Elective Surgery to Prevent Cancer: What You Need to Know
Earlier this week, Hollywood movie star and UN ambassador Angelina Jolie Pitt announced her decision to undergo an elective bilateral salpingo oophrectomy, or BSO. In everyday terms, it is the surgical removal of both ovaries and Fallopian tubes. She did it for prophylactic, or preventative, purposes due to her genetic predisposition to contract ovarian cancer.
As Ms. Jolie Pitt brings to awareness the issue of prophylactic cancer surgery, many people will be wondering: How do I determine if I am a candidate for such a procedure? This article will shed some light on this matter.
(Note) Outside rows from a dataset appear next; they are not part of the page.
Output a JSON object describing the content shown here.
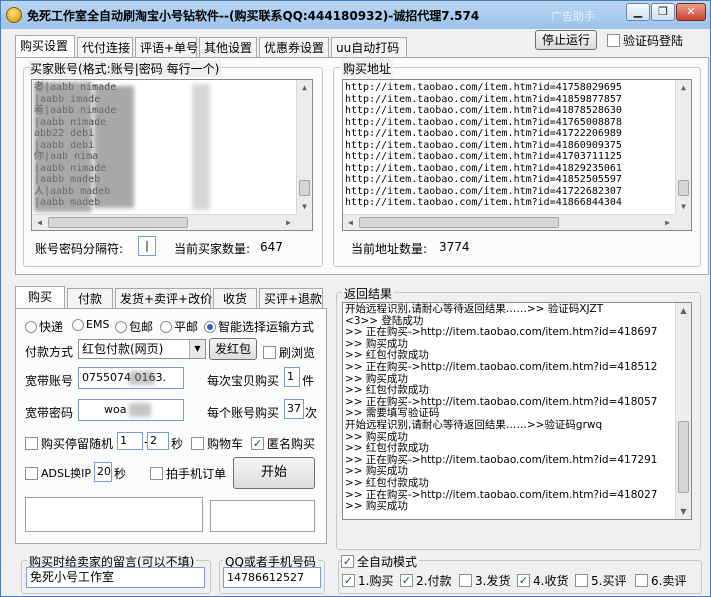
{
  "window": {
    "title": "免死工作室全自动刷淘宝小号钻软件--(购买联系QQ:444180932)-诚招代理7.574",
    "watermark": "广告助手",
    "min": "▁",
    "max": "❐",
    "close": "✕"
  },
  "top_tabs": [
    "购买设置",
    "代付连接",
    "评语+单号",
    "其他设置",
    "优惠券设置",
    "uu自动打码"
  ],
  "top_right": {
    "stop_label": "停止运行",
    "verify_login_label": "验证码登陆"
  },
  "accounts": {
    "group_label": "买家账号(格式:账号|密码 每行一个)",
    "lines": [
      "者|aabb     nimade",
      "|aabb      imade",
      "着|aabb     nimade",
      "|aabb      nimade",
      "abb22      debi",
      "|aabb      debi",
      "你|aab     nima",
      "|aabb      nimade",
      "|aabb      madeb",
      "人|aabb    madeb",
      "|aabb      madeb"
    ],
    "sep_label": "账号密码分隔符:",
    "sep_value": "|",
    "count_label": "当前买家数量:",
    "count": "647"
  },
  "urls": {
    "group_label": "购买地址",
    "lines": [
      "http://item.taobao.com/item.htm?id=41758029695",
      "http://item.taobao.com/item.htm?id=41859877857",
      "http://item.taobao.com/item.htm?id=41878528630",
      "http://item.taobao.com/item.htm?id=41765008878",
      "http://item.taobao.com/item.htm?id=41722206989",
      "http://item.taobao.com/item.htm?id=41860909375",
      "http://item.taobao.com/item.htm?id=41703711125",
      "http://item.taobao.com/item.htm?id=41829235061",
      "http://item.taobao.com/item.htm?id=41852505597",
      "http://item.taobao.com/item.htm?id=41722682307",
      "http://item.taobao.com/item.htm?id=41866844304"
    ],
    "count_label": "当前地址数量:",
    "count": "3774"
  },
  "buy_tabs": [
    "购买",
    "付款",
    "发货+卖评+改价",
    "收货",
    "买评+退款"
  ],
  "buy": {
    "shipping": [
      "快递",
      "EMS",
      "包邮",
      "平邮",
      "智能选择运输方式"
    ],
    "pay_label": "付款方式",
    "pay_value": "红包付款(网页)",
    "red_packet_btn": "发红包",
    "browse_label": "刷浏览",
    "broadband_acc_label": "宽带账号",
    "broadband_acc": "0755074      0163.",
    "per_item_label": "每次宝贝购买",
    "per_item_value": "1",
    "per_item_unit": "件",
    "broadband_pwd_label": "宽带密码",
    "broadband_pwd": "woa",
    "per_account_label": "每个账号购买",
    "per_account_value": "37",
    "per_account_unit": "次",
    "random_stay_label": "购买停留随机",
    "random_min": "1",
    "dash": "-",
    "random_max": "2",
    "random_unit": "秒",
    "cart_label": "购物车",
    "anon_label": "匿名购买",
    "adsl_label": "ADSL换IP",
    "adsl_value": "20",
    "adsl_unit": "秒",
    "mobile_label": "拍手机订单",
    "start_label": "开始"
  },
  "results": {
    "group_label": "返回结果",
    "lines": [
      "开始远程识别,请耐心等待返回结果……>> 验证码XJZT",
      "          <3>> 登陆成功",
      ">> 正在购买->http://item.taobao.com/item.htm?id=418697",
      ">> 购买成功",
      ">> 红包付款成功",
      ">> 正在购买->http://item.taobao.com/item.htm?id=418512",
      ">> 购买成功",
      ">> 红包付款成功",
      ">> 正在购买->http://item.taobao.com/item.htm?id=418057",
      ">> 需要填写验证码",
      "开始远程识别,请耐心等待返回结果……>>验证码grwq",
      ">> 购买成功",
      ">> 红包付款成功",
      ">> 正在购买->http://item.taobao.com/item.htm?id=417291",
      ">> 购买成功",
      ">> 红包付款成功",
      ">> 正在购买->http://item.taobao.com/item.htm?id=418027",
      ">> 购买成功"
    ]
  },
  "message": {
    "group_label": "购买时给卖家的留言(可以不填)",
    "value": "免死小号工作室"
  },
  "qq": {
    "group_label": "QQ或者手机号码",
    "value": "14786612527"
  },
  "auto": {
    "label": "全自动模式",
    "items": [
      {
        "label": "1.购买",
        "checked": true
      },
      {
        "label": "2.付款",
        "checked": true
      },
      {
        "label": "3.发货",
        "checked": false
      },
      {
        "label": "4.收货",
        "checked": true
      },
      {
        "label": "5.买评",
        "checked": false
      },
      {
        "label": "6.卖评",
        "checked": false
      }
    ]
  },
  "check_mark": "✓"
}
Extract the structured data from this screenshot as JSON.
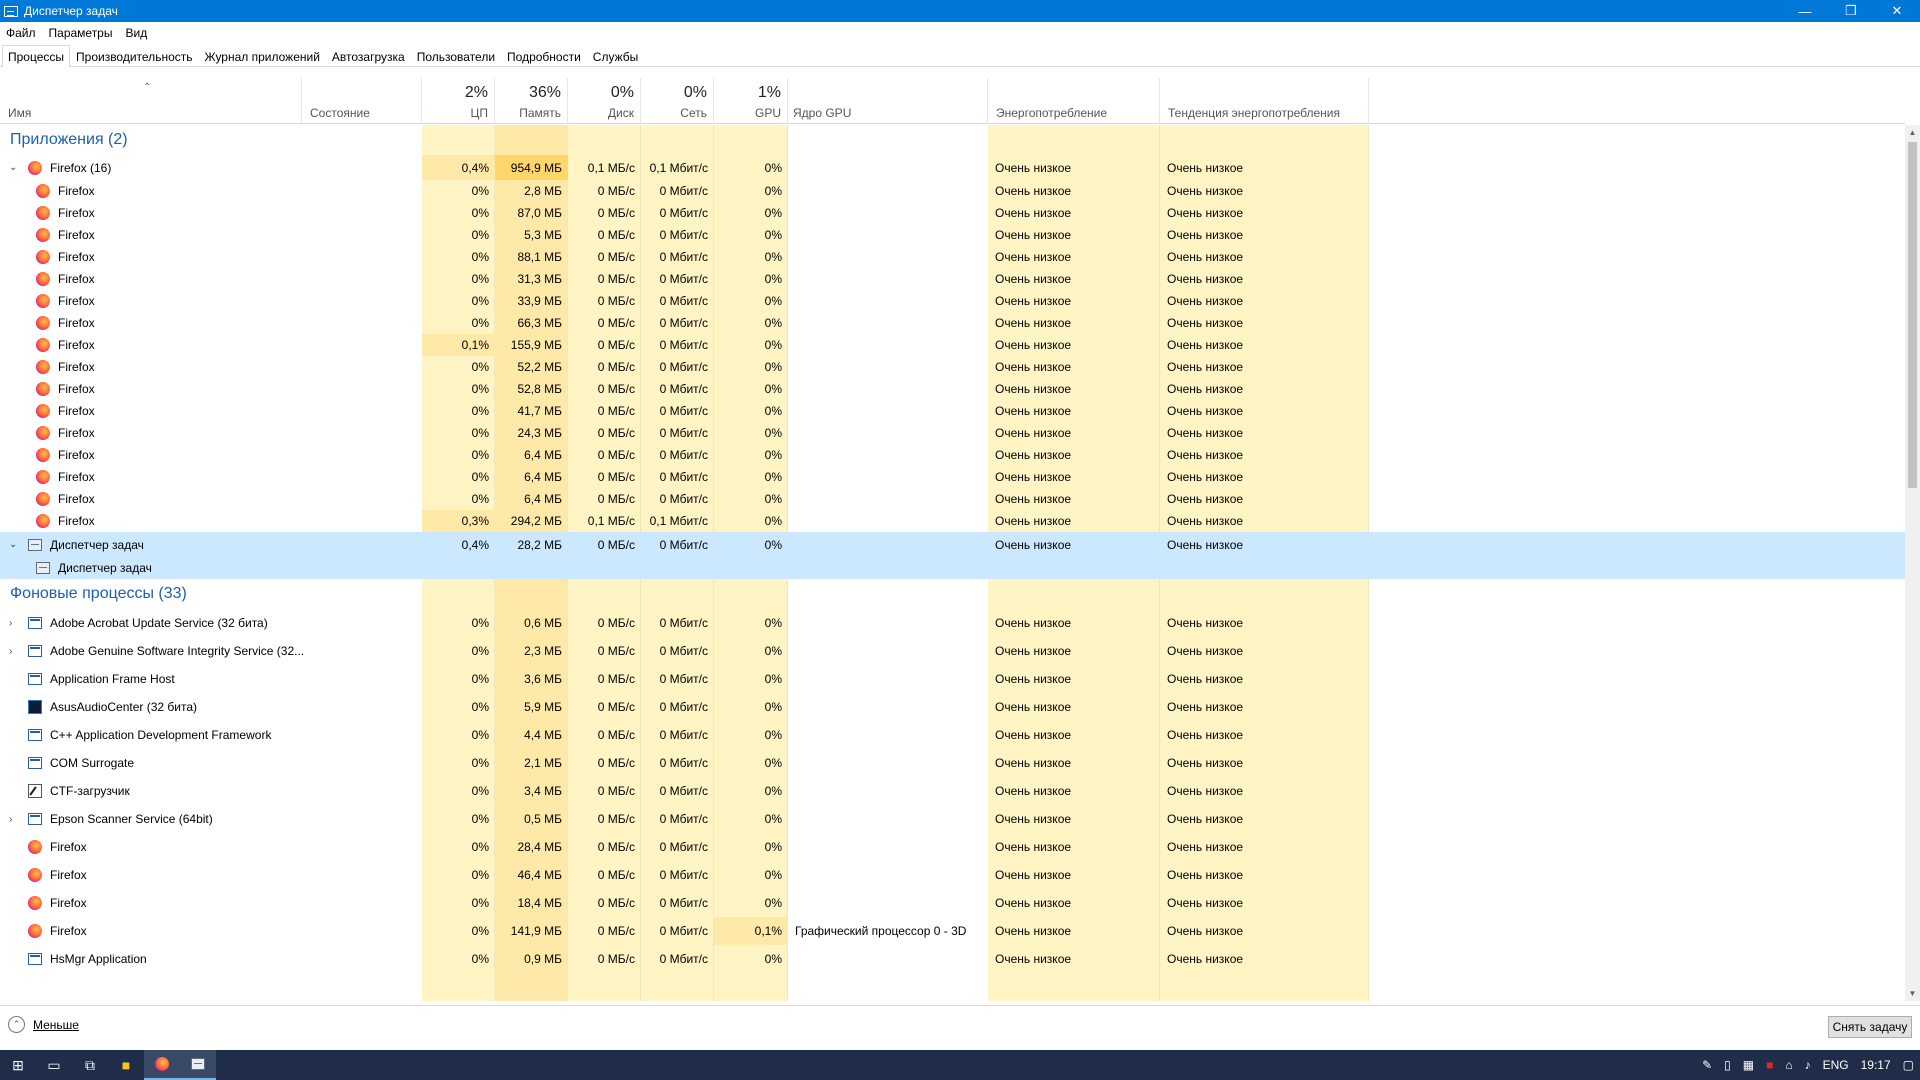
{
  "window": {
    "title": "Диспетчер задач"
  },
  "window_controls": {
    "minimize": "—",
    "restore": "❐",
    "close": "✕"
  },
  "menu": [
    "Файл",
    "Параметры",
    "Вид"
  ],
  "tabs": [
    "Процессы",
    "Производительность",
    "Журнал приложений",
    "Автозагрузка",
    "Пользователи",
    "Подробности",
    "Службы"
  ],
  "active_tab": 0,
  "columns": {
    "name": "Имя",
    "status": "Состояние",
    "cpu": {
      "pct": "2%",
      "label": "ЦП"
    },
    "memory": {
      "pct": "36%",
      "label": "Память"
    },
    "disk": {
      "pct": "0%",
      "label": "Диск"
    },
    "network": {
      "pct": "0%",
      "label": "Сеть"
    },
    "gpu": {
      "pct": "1%",
      "label": "GPU"
    },
    "gpu_engine": "Ядро GPU",
    "power": "Энергопотребление",
    "power_trend": "Тенденция энергопотребления"
  },
  "groups": {
    "apps": "Приложения (2)",
    "background": "Фоновые процессы (33)"
  },
  "rows": [
    {
      "kind": "group",
      "label": "Приложения (2)"
    },
    {
      "kind": "parent",
      "expander": "⌄",
      "icon": "firefox-icon",
      "name": "Firefox (16)",
      "cpu": "0,4%",
      "mem": "954,9 МБ",
      "disk": "0,1 МБ/с",
      "net": "0,1 Мбит/с",
      "gpu": "0%",
      "engine": "",
      "power": "Очень низкое",
      "trend": "Очень низкое",
      "memhl": "strong"
    },
    {
      "kind": "child",
      "icon": "firefox-icon",
      "name": "Firefox",
      "cpu": "0%",
      "mem": "2,8 МБ",
      "disk": "0 МБ/с",
      "net": "0 Мбит/с",
      "gpu": "0%",
      "engine": "",
      "power": "Очень низкое",
      "trend": "Очень низкое"
    },
    {
      "kind": "child",
      "icon": "firefox-icon",
      "name": "Firefox",
      "cpu": "0%",
      "mem": "87,0 МБ",
      "disk": "0 МБ/с",
      "net": "0 Мбит/с",
      "gpu": "0%",
      "engine": "",
      "power": "Очень низкое",
      "trend": "Очень низкое"
    },
    {
      "kind": "child",
      "icon": "firefox-icon",
      "name": "Firefox",
      "cpu": "0%",
      "mem": "5,3 МБ",
      "disk": "0 МБ/с",
      "net": "0 Мбит/с",
      "gpu": "0%",
      "engine": "",
      "power": "Очень низкое",
      "trend": "Очень низкое"
    },
    {
      "kind": "child",
      "icon": "firefox-icon",
      "name": "Firefox",
      "cpu": "0%",
      "mem": "88,1 МБ",
      "disk": "0 МБ/с",
      "net": "0 Мбит/с",
      "gpu": "0%",
      "engine": "",
      "power": "Очень низкое",
      "trend": "Очень низкое"
    },
    {
      "kind": "child",
      "icon": "firefox-icon",
      "name": "Firefox",
      "cpu": "0%",
      "mem": "31,3 МБ",
      "disk": "0 МБ/с",
      "net": "0 Мбит/с",
      "gpu": "0%",
      "engine": "",
      "power": "Очень низкое",
      "trend": "Очень низкое"
    },
    {
      "kind": "child",
      "icon": "firefox-icon",
      "name": "Firefox",
      "cpu": "0%",
      "mem": "33,9 МБ",
      "disk": "0 МБ/с",
      "net": "0 Мбит/с",
      "gpu": "0%",
      "engine": "",
      "power": "Очень низкое",
      "trend": "Очень низкое"
    },
    {
      "kind": "child",
      "icon": "firefox-icon",
      "name": "Firefox",
      "cpu": "0%",
      "mem": "66,3 МБ",
      "disk": "0 МБ/с",
      "net": "0 Мбит/с",
      "gpu": "0%",
      "engine": "",
      "power": "Очень низкое",
      "trend": "Очень низкое"
    },
    {
      "kind": "child",
      "icon": "firefox-icon",
      "name": "Firefox",
      "cpu": "0,1%",
      "mem": "155,9 МБ",
      "disk": "0 МБ/с",
      "net": "0 Мбит/с",
      "gpu": "0%",
      "engine": "",
      "power": "Очень низкое",
      "trend": "Очень низкое",
      "cpuhl": "mid"
    },
    {
      "kind": "child",
      "icon": "firefox-icon",
      "name": "Firefox",
      "cpu": "0%",
      "mem": "52,2 МБ",
      "disk": "0 МБ/с",
      "net": "0 Мбит/с",
      "gpu": "0%",
      "engine": "",
      "power": "Очень низкое",
      "trend": "Очень низкое"
    },
    {
      "kind": "child",
      "icon": "firefox-icon",
      "name": "Firefox",
      "cpu": "0%",
      "mem": "52,8 МБ",
      "disk": "0 МБ/с",
      "net": "0 Мбит/с",
      "gpu": "0%",
      "engine": "",
      "power": "Очень низкое",
      "trend": "Очень низкое"
    },
    {
      "kind": "child",
      "icon": "firefox-icon",
      "name": "Firefox",
      "cpu": "0%",
      "mem": "41,7 МБ",
      "disk": "0 МБ/с",
      "net": "0 Мбит/с",
      "gpu": "0%",
      "engine": "",
      "power": "Очень низкое",
      "trend": "Очень низкое"
    },
    {
      "kind": "child",
      "icon": "firefox-icon",
      "name": "Firefox",
      "cpu": "0%",
      "mem": "24,3 МБ",
      "disk": "0 МБ/с",
      "net": "0 Мбит/с",
      "gpu": "0%",
      "engine": "",
      "power": "Очень низкое",
      "trend": "Очень низкое"
    },
    {
      "kind": "child",
      "icon": "firefox-icon",
      "name": "Firefox",
      "cpu": "0%",
      "mem": "6,4 МБ",
      "disk": "0 МБ/с",
      "net": "0 Мбит/с",
      "gpu": "0%",
      "engine": "",
      "power": "Очень низкое",
      "trend": "Очень низкое"
    },
    {
      "kind": "child",
      "icon": "firefox-icon",
      "name": "Firefox",
      "cpu": "0%",
      "mem": "6,4 МБ",
      "disk": "0 МБ/с",
      "net": "0 Мбит/с",
      "gpu": "0%",
      "engine": "",
      "power": "Очень низкое",
      "trend": "Очень низкое"
    },
    {
      "kind": "child",
      "icon": "firefox-icon",
      "name": "Firefox",
      "cpu": "0%",
      "mem": "6,4 МБ",
      "disk": "0 МБ/с",
      "net": "0 Мбит/с",
      "gpu": "0%",
      "engine": "",
      "power": "Очень низкое",
      "trend": "Очень низкое"
    },
    {
      "kind": "child",
      "icon": "firefox-icon",
      "name": "Firefox",
      "cpu": "0,3%",
      "mem": "294,2 МБ",
      "disk": "0,1 МБ/с",
      "net": "0,1 Мбит/с",
      "gpu": "0%",
      "engine": "",
      "power": "Очень низкое",
      "trend": "Очень низкое",
      "cpuhl": "mid"
    },
    {
      "kind": "parent",
      "selected": true,
      "expander": "⌄",
      "icon": "taskmgr-icon",
      "name": "Диспетчер задач",
      "cpu": "0,4%",
      "mem": "28,2 МБ",
      "disk": "0 МБ/с",
      "net": "0 Мбит/с",
      "gpu": "0%",
      "engine": "",
      "power": "Очень низкое",
      "trend": "Очень низкое"
    },
    {
      "kind": "child",
      "selected": true,
      "icon": "taskmgr-icon",
      "name": "Диспетчер задач",
      "cpu": "",
      "mem": "",
      "disk": "",
      "net": "",
      "gpu": "",
      "engine": "",
      "power": "",
      "trend": ""
    },
    {
      "kind": "group",
      "label": "Фоновые процессы (33)"
    },
    {
      "kind": "bg",
      "expander": "›",
      "icon": "service-icon",
      "name": "Adobe Acrobat Update Service (32 бита)",
      "cpu": "0%",
      "mem": "0,6 МБ",
      "disk": "0 МБ/с",
      "net": "0 Мбит/с",
      "gpu": "0%",
      "engine": "",
      "power": "Очень низкое",
      "trend": "Очень низкое"
    },
    {
      "kind": "bg",
      "expander": "›",
      "icon": "service-icon",
      "name": "Adobe Genuine Software Integrity Service (32...",
      "cpu": "0%",
      "mem": "2,3 МБ",
      "disk": "0 МБ/с",
      "net": "0 Мбит/с",
      "gpu": "0%",
      "engine": "",
      "power": "Очень низкое",
      "trend": "Очень низкое"
    },
    {
      "kind": "bg",
      "icon": "service-icon",
      "name": "Application Frame Host",
      "cpu": "0%",
      "mem": "3,6 МБ",
      "disk": "0 МБ/с",
      "net": "0 Мбит/с",
      "gpu": "0%",
      "engine": "",
      "power": "Очень низкое",
      "trend": "Очень низкое"
    },
    {
      "kind": "bg",
      "icon": "asus-audio-icon",
      "name": "AsusAudioCenter (32 бита)",
      "cpu": "0%",
      "mem": "5,9 МБ",
      "disk": "0 МБ/с",
      "net": "0 Мбит/с",
      "gpu": "0%",
      "engine": "",
      "power": "Очень низкое",
      "trend": "Очень низкое"
    },
    {
      "kind": "bg",
      "icon": "service-icon",
      "name": "C++ Application Development Framework",
      "cpu": "0%",
      "mem": "4,4 МБ",
      "disk": "0 МБ/с",
      "net": "0 Мбит/с",
      "gpu": "0%",
      "engine": "",
      "power": "Очень низкое",
      "trend": "Очень низкое"
    },
    {
      "kind": "bg",
      "icon": "service-icon",
      "name": "COM Surrogate",
      "cpu": "0%",
      "mem": "2,1 МБ",
      "disk": "0 МБ/с",
      "net": "0 Мбит/с",
      "gpu": "0%",
      "engine": "",
      "power": "Очень низкое",
      "trend": "Очень низкое"
    },
    {
      "kind": "bg",
      "icon": "ctf-icon",
      "name": "CTF-загрузчик",
      "cpu": "0%",
      "mem": "3,4 МБ",
      "disk": "0 МБ/с",
      "net": "0 Мбит/с",
      "gpu": "0%",
      "engine": "",
      "power": "Очень низкое",
      "trend": "Очень низкое"
    },
    {
      "kind": "bg",
      "expander": "›",
      "icon": "service-icon",
      "name": "Epson Scanner Service (64bit)",
      "cpu": "0%",
      "mem": "0,5 МБ",
      "disk": "0 МБ/с",
      "net": "0 Мбит/с",
      "gpu": "0%",
      "engine": "",
      "power": "Очень низкое",
      "trend": "Очень низкое"
    },
    {
      "kind": "bg",
      "icon": "firefox-icon",
      "name": "Firefox",
      "cpu": "0%",
      "mem": "28,4 МБ",
      "disk": "0 МБ/с",
      "net": "0 Мбит/с",
      "gpu": "0%",
      "engine": "",
      "power": "Очень низкое",
      "trend": "Очень низкое"
    },
    {
      "kind": "bg",
      "icon": "firefox-icon",
      "name": "Firefox",
      "cpu": "0%",
      "mem": "46,4 МБ",
      "disk": "0 МБ/с",
      "net": "0 Мбит/с",
      "gpu": "0%",
      "engine": "",
      "power": "Очень низкое",
      "trend": "Очень низкое"
    },
    {
      "kind": "bg",
      "icon": "firefox-icon",
      "name": "Firefox",
      "cpu": "0%",
      "mem": "18,4 МБ",
      "disk": "0 МБ/с",
      "net": "0 Мбит/с",
      "gpu": "0%",
      "engine": "",
      "power": "Очень низкое",
      "trend": "Очень низкое"
    },
    {
      "kind": "bg",
      "icon": "firefox-icon",
      "name": "Firefox",
      "cpu": "0%",
      "mem": "141,9 МБ",
      "disk": "0 МБ/с",
      "net": "0 Мбит/с",
      "gpu": "0,1%",
      "engine": "Графический процессор 0 - 3D",
      "power": "Очень низкое",
      "trend": "Очень низкое",
      "gpuhl": "mid"
    },
    {
      "kind": "bg",
      "icon": "service-icon",
      "name": "HsMgr Application",
      "cpu": "0%",
      "mem": "0,9 МБ",
      "disk": "0 МБ/с",
      "net": "0 Мбит/с",
      "gpu": "0%",
      "engine": "",
      "power": "Очень низкое",
      "trend": "Очень низкое"
    }
  ],
  "footer": {
    "less": "Меньше",
    "end_task": "Снять задачу"
  },
  "taskbar": {
    "lang": "ENG",
    "time": "19:17"
  },
  "colors": {
    "titlebar": "#0078d7",
    "heat_low": "#fff4c4",
    "heat_mid": "#ffe9a8",
    "heat_high": "#ffd66b",
    "selection": "#cce8ff",
    "group_text": "#1e5fb0"
  }
}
First and foremost, it is extremely important to understand that only certain patients qualify for such a measure. According to the American Cancer Society, about “5-10% of all cancers are directly due to genetic defects (also known as mutations).” Two of the most common family cancer syndromes are hereditary breast and ovarian cancer syndrome. This is due to the mutation of the BRCA genes, which consist of BRCA1 and BRCA2 genes. In general, everyone has these genes. According to the National Cancer Institute, they produce tumor suppressor proteins which are responsible for ensuring “stability in the cell's genetic material” by repairing damaged DNA. However, when a specific inherited mutation takes place, the risk for female breast and ovarian cancer increases dramatically. According to Antoniou et al. and Chen et al., the lifetime risk for breast cancer in women increases from 12% (no mutation) to 55-65% for those with the BRCA1 mutation, and 45% for those with the BRCA2 mutation. The same studies also state that the lifetime risk for ovarian cancer increases from 1.4% (no mutation) to 39% for those with the BRCA1 mutation and 11-17% for those with the BRCA2 mutation. All of the percentages quoted are the risk by age 70. These numbers will continue to change as more medical research is published.
Besides the BRCA mutations, another family cancer syndrome known as familial adenomatous polyposis (FAP) may result in undergoing prophylactic surgery. In this case, numerous polyps form in the epithelium of the colon/large intestine. The polyps typically start out benign, but if untreated, they transform into a malignant stage. The primary genetic cause is a mutation in the APC gene, which is also a tumor suppressor gene. Colorectal cancer develops due to FAP at the average age of 39. If you have a family history of breast cancer, ovarian cancer, or FAP, consider genetic testing. The earlier it is done, the easier it will be to develop a lifestyle change and/or treatment plan.
When is preventative surgery necessary? For the most part, preventative surgery is determined between the surgeon and the patient. If the patient presents with the aforementioned genetic predispositions and a strong family history (first and/or second generation) of breast, ovarian, or colorectal cancer respectively, then they would be strong candidates to have the surgery.
When patients are considering prophylactic surgery, they need to consult a team of medical professionals. The New York Times published an op-ed by Ms. Jolie Pitt about her recent prophylactic BSO experience. She stated that because she tested positive for the BRCA1 mutation and given the fact that her mother and grandmother died of cancer, she started to consider preventative surgery. However, Ms. Jolie Pitt did what I always state at the end of my pieces: she consulted a qualified medical team in order to determine the best course of action. Her op-ed states that she consulted physicians from both the East and the West, investigating different types of medicine (Western and alternative). In addition, she also took the extra step and looked at hormonal therapy since a BSO would make her go into menopause. Her efforts in doing all of the necessary research to be an informed patient deserve the highest commendation.
According to a 2010 article by Domchek et al. published in the prestigious JAMA journal, women who underwent a prophylactic BSO reduced their risk in dying from ovarian cancer by nearly 80%, and a more than 50% reduction in the risk of dying from breast cancer. The prophylactic surgery involved in patients who have been diagnosed with familial adenomatous polyposis (FAP) either involves the removal of the colon and the rectum, or only the colon. At present, the surgery of choice is typically rectum saving. However, it can lead to a higher postoperative incidence of cancer so consult a medical professional if you have FAP.
Although preventative mastectomies, salpingo-oophorectomies, and colectomys/proctocolectomys may seem like an extreme measure, when a patient has a genetic predisposition and a strong family history, it should be considered. There are risks for any surgical procedure, so it is important to consult a medical team in order to understand your options. Talk to your doctors, and if it is confusing, ask them to re-explain. Despite the risks, surgery does give closure that it is highly unlikely that cancer will arise and develop from those regions. Ms. Jolie Pitt stated that all of the physicians both East and West recommended surgery given her specific case. In the end, you need to do what you feel is best, but please make sure that you do so after soundly educating yourself about your options and overall prognosis.
About SC Ali
S.C. Ali is an author/editor. He has a degree in Chemistry, and is interested in the study and practice of medicine. His blog can be found here: http://thebronzelifestyle.com/